Task to complete: For each entry below, copy the text exactly and leave out any picture.

(Dataset begins)

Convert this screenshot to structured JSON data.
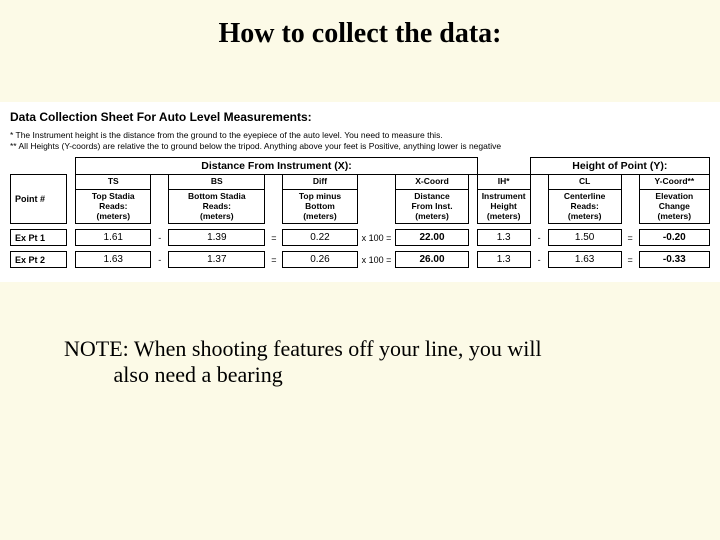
{
  "title": "How to collect the data:",
  "sheet_title": "Data Collection Sheet For Auto Level Measurements:",
  "footnotes": [
    "* The Instrument height is the distance from the ground to the eyepiece of the auto level.  You need to measure this.",
    "** All Heights (Y-coords) are relative the to ground below the tripod.  Anything above your feet is Positive, anything lower is negative"
  ],
  "group_heads": {
    "distance": "Distance From Instrument (X):",
    "height": "Height of Point (Y):"
  },
  "columns": {
    "point": "Point #",
    "ts_head": "TS",
    "ts_sub": "Top Stadia\nReads:\n(meters)",
    "bs_head": "BS",
    "bs_sub": "Bottom Stadia\nReads:\n(meters)",
    "diff_head": "Diff",
    "diff_sub": "Top minus\nBottom\n(meters)",
    "xcoord_head": "X-Coord",
    "xcoord_sub": "Distance\nFrom Inst.\n(meters)",
    "ih_head": "IH*",
    "ih_sub": "Instrument\nHeight\n(meters)",
    "cl_head": "CL",
    "cl_sub": "Centerline\nReads:\n(meters)",
    "ycoord_head": "Y-Coord**",
    "ycoord_sub": "Elevation\nChange\n(meters)"
  },
  "ops": {
    "minus": "-",
    "equals": "=",
    "x100eq": "x 100   ="
  },
  "rows": [
    {
      "label": "Ex Pt 1",
      "ts": "1.61",
      "bs": "1.39",
      "diff": "0.22",
      "x": "22.00",
      "ih": "1.3",
      "cl": "1.50",
      "y": "-0.20"
    },
    {
      "label": "Ex Pt 2",
      "ts": "1.63",
      "bs": "1.37",
      "diff": "0.26",
      "x": "26.00",
      "ih": "1.3",
      "cl": "1.63",
      "y": "-0.33"
    }
  ],
  "note_line1": "NOTE: When shooting features off your line, you will",
  "note_line2": "also need a bearing"
}
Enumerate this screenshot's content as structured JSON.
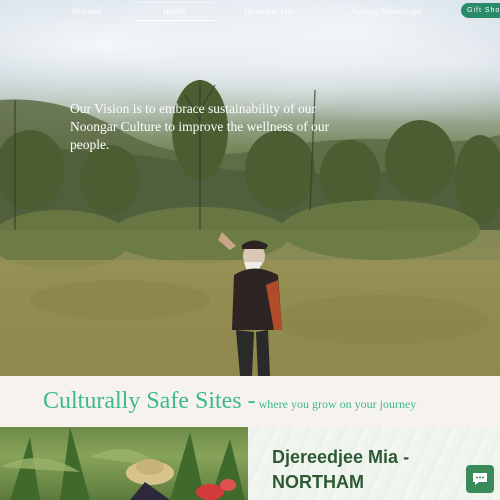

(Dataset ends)

Exercise response:
Convert this screenshot to structured JSON data.
{
  "title": "How to collect the data:",
  "sheet_title": "Data Collection Sheet For Auto Level Measurements:",
  "footnotes": [
    "* The Instrument height is the distance from the ground to the eyepiece of the auto level.  You need to measure this.",
    "** All Heights (Y-coords) are relative the to ground below the tripod.  Anything above your feet is Positive, anything lower is negative"
  ],
  "group_heads": {
    "distance": "Distance From Instrument (X):",
    "height": "Height of Point (Y):"
  },
  "columns": {
    "point": "Point #",
    "ts_head": "TS",
    "ts_sub": "Top Stadia\nReads:\n(meters)",
    "bs_head": "BS",
    "bs_sub": "Bottom Stadia\nReads:\n(meters)",
    "diff_head": "Diff",
    "diff_sub": "Top minus\nBottom\n(meters)",
    "xcoord_head": "X-Coord",
    "xcoord_sub": "Distance\nFrom Inst.\n(meters)",
    "ih_head": "IH*",
    "ih_sub": "Instrument\nHeight\n(meters)",
    "cl_head": "CL",
    "cl_sub": "Centerline\nReads:\n(meters)",
    "ycoord_head": "Y-Coord**",
    "ycoord_sub": "Elevation\nChange\n(meters)"
  },
  "ops": {
    "minus": "-",
    "equals": "=",
    "x100eq": "x 100   ="
  },
  "rows": [
    {
      "label": "Ex Pt 1",
      "ts": "1.61",
      "bs": "1.39",
      "diff": "0.22",
      "x": "22.00",
      "ih": "1.3",
      "cl": "1.50",
      "y": "-0.20"
    },
    {
      "label": "Ex Pt 2",
      "ts": "1.63",
      "bs": "1.37",
      "diff": "0.26",
      "x": "26.00",
      "ih": "1.3",
      "cl": "1.63",
      "y": "-0.33"
    }
  ],
  "note_line1": "NOTE: When shooting features off your line, you will",
  "note_line2": "also need a bearing"
}
Enumerate this screenshot's content as structured JSON.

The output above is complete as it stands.